## Exercise instructions
Scan the data. Collect each line that contains the word "Nebojsa".

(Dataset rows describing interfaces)
····················

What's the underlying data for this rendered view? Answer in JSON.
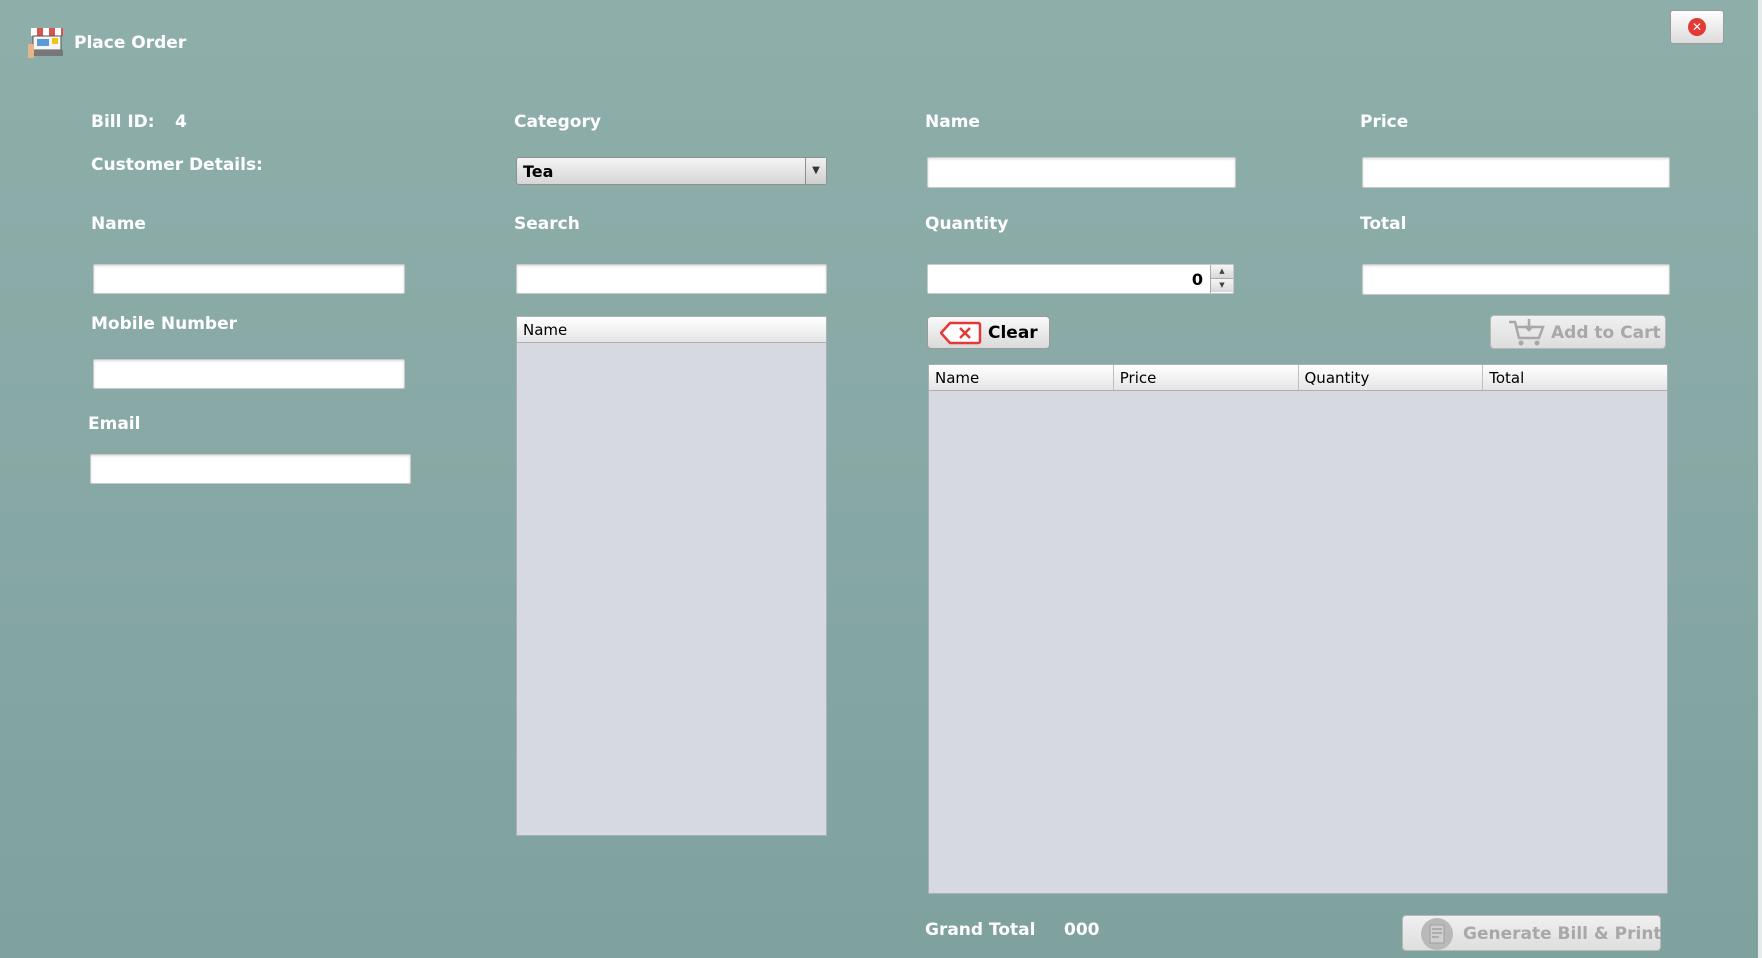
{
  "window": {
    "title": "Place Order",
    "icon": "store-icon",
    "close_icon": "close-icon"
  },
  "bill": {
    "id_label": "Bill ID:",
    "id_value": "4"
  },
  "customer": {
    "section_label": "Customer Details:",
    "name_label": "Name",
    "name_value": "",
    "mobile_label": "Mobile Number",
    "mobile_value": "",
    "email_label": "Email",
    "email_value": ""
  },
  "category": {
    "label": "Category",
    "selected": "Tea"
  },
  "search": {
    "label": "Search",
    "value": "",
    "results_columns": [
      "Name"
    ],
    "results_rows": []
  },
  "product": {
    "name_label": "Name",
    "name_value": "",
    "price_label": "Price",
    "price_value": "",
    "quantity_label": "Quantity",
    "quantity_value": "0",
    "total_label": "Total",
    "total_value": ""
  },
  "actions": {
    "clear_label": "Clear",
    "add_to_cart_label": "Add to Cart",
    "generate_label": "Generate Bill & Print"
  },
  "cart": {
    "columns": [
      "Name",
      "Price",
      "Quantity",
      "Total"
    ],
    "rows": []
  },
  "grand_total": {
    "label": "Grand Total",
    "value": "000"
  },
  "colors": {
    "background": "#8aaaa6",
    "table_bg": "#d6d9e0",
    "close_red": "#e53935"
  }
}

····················

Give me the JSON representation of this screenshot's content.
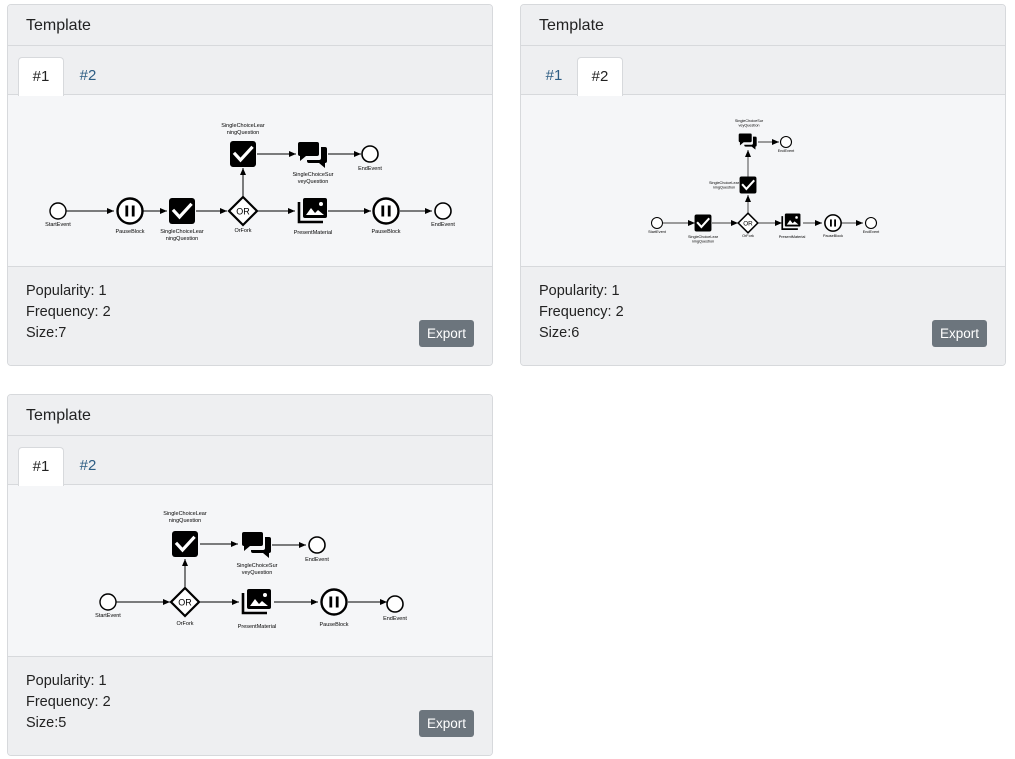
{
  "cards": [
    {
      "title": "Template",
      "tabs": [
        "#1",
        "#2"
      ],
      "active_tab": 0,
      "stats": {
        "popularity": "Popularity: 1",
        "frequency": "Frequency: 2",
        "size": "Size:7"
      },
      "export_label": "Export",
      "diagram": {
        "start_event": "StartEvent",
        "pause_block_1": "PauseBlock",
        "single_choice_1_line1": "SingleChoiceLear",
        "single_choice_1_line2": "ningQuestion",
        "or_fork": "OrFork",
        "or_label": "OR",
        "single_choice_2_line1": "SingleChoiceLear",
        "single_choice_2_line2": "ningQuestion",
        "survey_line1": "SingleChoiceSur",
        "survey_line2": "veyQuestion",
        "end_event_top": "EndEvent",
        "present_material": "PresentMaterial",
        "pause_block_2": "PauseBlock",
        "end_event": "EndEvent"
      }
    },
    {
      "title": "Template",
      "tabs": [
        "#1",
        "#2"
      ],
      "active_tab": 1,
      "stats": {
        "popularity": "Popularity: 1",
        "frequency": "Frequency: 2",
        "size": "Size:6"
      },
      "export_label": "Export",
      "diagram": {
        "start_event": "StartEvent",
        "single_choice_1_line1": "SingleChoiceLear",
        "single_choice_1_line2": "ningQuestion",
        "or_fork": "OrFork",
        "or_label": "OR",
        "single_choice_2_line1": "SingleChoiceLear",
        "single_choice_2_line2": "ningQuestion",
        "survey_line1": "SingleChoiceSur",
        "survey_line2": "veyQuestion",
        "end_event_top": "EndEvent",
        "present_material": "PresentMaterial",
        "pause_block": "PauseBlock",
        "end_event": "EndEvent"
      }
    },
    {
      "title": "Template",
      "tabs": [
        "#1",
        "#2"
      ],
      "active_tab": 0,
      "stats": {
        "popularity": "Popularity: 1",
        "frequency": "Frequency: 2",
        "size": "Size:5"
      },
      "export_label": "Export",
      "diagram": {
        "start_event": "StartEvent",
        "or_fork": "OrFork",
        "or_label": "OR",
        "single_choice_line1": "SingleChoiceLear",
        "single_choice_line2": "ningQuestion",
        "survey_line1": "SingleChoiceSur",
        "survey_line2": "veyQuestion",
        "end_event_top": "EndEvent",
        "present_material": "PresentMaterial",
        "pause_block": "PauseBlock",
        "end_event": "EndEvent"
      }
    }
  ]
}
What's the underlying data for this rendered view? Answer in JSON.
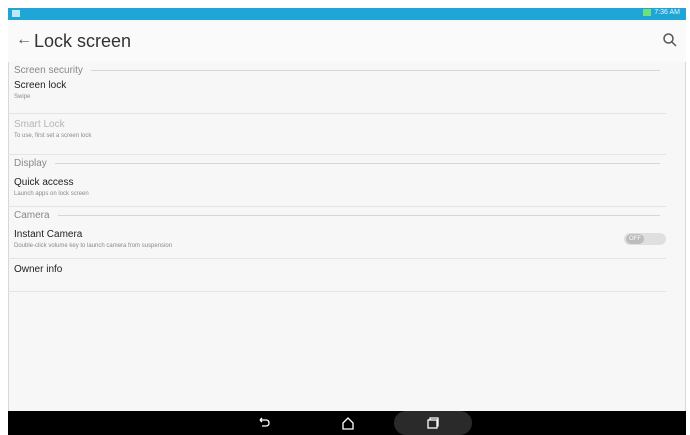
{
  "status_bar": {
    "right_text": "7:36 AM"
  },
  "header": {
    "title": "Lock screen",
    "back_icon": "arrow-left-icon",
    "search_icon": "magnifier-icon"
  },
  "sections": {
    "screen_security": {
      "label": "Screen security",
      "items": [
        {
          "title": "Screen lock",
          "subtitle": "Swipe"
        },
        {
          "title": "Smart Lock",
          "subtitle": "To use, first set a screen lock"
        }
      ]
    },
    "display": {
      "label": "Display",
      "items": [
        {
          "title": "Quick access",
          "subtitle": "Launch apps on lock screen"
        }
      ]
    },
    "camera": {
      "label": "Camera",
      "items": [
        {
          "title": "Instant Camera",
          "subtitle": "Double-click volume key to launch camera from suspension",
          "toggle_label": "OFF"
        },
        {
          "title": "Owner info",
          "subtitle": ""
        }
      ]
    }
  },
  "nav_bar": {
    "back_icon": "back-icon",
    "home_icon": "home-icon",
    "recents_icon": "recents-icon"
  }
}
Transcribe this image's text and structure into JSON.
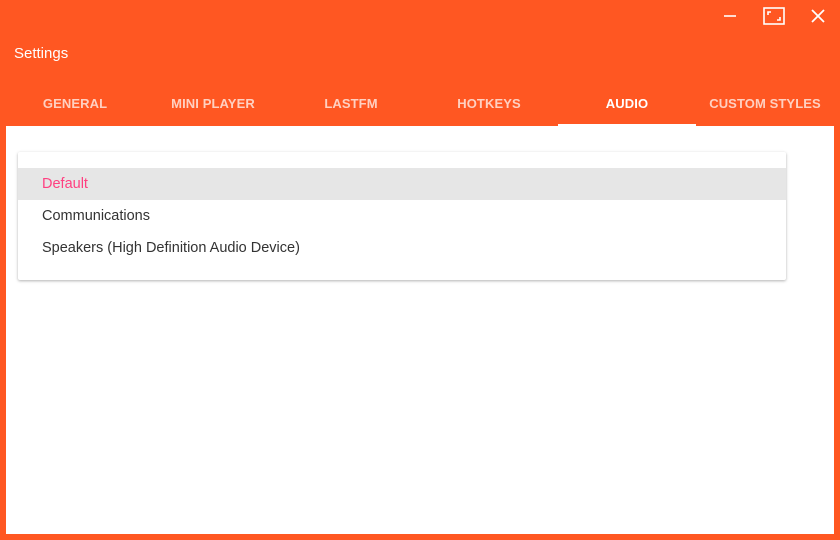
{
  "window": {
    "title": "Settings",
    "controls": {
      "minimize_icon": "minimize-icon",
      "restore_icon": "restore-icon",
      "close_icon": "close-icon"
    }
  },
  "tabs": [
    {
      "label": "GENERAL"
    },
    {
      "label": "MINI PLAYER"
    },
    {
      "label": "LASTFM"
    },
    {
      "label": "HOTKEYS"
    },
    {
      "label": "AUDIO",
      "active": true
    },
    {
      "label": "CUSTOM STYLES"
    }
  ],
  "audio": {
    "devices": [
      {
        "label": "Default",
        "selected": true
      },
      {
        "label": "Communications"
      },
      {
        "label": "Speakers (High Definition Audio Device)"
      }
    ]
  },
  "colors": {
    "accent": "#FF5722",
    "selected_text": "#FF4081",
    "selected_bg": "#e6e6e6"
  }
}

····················

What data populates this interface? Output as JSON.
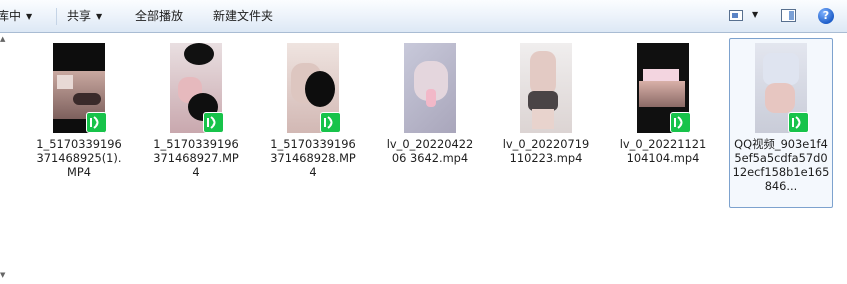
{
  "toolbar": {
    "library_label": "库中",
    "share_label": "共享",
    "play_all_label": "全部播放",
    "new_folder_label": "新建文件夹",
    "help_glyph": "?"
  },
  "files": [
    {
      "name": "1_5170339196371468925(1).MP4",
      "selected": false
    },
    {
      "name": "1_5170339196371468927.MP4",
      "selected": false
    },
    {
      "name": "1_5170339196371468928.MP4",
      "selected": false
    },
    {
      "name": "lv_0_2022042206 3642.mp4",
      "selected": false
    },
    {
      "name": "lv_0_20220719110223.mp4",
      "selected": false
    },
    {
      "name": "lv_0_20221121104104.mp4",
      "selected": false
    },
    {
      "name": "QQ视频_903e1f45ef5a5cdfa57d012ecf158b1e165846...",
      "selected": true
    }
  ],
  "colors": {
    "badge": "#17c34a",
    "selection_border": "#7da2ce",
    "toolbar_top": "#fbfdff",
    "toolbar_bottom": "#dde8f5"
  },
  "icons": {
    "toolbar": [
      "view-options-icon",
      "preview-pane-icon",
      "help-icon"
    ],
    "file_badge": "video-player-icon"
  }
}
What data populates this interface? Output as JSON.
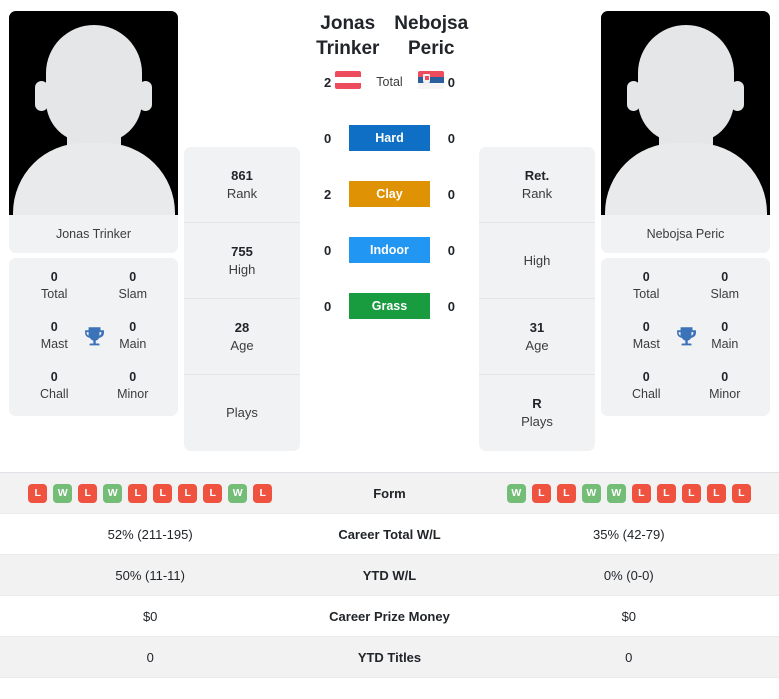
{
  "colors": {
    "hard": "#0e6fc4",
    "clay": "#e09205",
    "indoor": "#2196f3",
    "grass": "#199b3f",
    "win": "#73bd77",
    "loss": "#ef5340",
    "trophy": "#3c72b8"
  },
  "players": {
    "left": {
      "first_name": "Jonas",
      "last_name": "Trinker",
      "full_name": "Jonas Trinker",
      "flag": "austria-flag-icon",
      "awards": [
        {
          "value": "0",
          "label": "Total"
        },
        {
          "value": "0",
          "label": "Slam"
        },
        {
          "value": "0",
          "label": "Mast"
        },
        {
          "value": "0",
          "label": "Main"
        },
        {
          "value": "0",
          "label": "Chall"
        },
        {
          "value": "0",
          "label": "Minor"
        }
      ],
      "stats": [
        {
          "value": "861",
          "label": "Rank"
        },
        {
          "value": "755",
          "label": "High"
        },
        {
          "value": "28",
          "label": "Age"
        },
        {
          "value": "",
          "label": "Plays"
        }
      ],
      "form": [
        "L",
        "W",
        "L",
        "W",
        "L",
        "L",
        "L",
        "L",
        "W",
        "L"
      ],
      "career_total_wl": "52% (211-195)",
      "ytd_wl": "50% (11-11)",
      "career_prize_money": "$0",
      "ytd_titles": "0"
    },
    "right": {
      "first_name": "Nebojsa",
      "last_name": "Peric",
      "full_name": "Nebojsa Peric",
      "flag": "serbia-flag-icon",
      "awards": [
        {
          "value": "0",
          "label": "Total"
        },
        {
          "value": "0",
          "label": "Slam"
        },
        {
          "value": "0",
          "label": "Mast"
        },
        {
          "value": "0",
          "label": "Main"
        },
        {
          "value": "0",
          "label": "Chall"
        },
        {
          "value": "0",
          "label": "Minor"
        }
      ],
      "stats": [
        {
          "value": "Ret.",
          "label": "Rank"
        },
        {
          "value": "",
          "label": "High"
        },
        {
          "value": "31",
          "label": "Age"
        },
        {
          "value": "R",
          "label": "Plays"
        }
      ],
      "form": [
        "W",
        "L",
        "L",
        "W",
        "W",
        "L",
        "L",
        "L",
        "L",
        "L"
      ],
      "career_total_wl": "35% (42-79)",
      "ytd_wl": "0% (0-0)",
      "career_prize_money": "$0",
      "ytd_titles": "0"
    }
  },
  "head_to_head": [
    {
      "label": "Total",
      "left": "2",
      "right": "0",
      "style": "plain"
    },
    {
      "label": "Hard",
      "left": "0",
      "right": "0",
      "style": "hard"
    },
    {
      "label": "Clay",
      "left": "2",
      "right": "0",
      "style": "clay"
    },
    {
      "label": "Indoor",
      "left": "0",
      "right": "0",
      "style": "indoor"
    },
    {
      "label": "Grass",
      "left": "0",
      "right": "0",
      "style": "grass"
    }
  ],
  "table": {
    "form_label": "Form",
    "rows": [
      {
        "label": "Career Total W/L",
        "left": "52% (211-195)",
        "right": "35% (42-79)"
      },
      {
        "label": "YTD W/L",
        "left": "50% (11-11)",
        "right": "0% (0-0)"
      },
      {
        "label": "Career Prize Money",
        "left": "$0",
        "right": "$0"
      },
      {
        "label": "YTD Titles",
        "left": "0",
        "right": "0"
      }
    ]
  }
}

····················

## Problem solution
      "first_name": "Nebojsa",
      "full_name": "Nebojsa Peric",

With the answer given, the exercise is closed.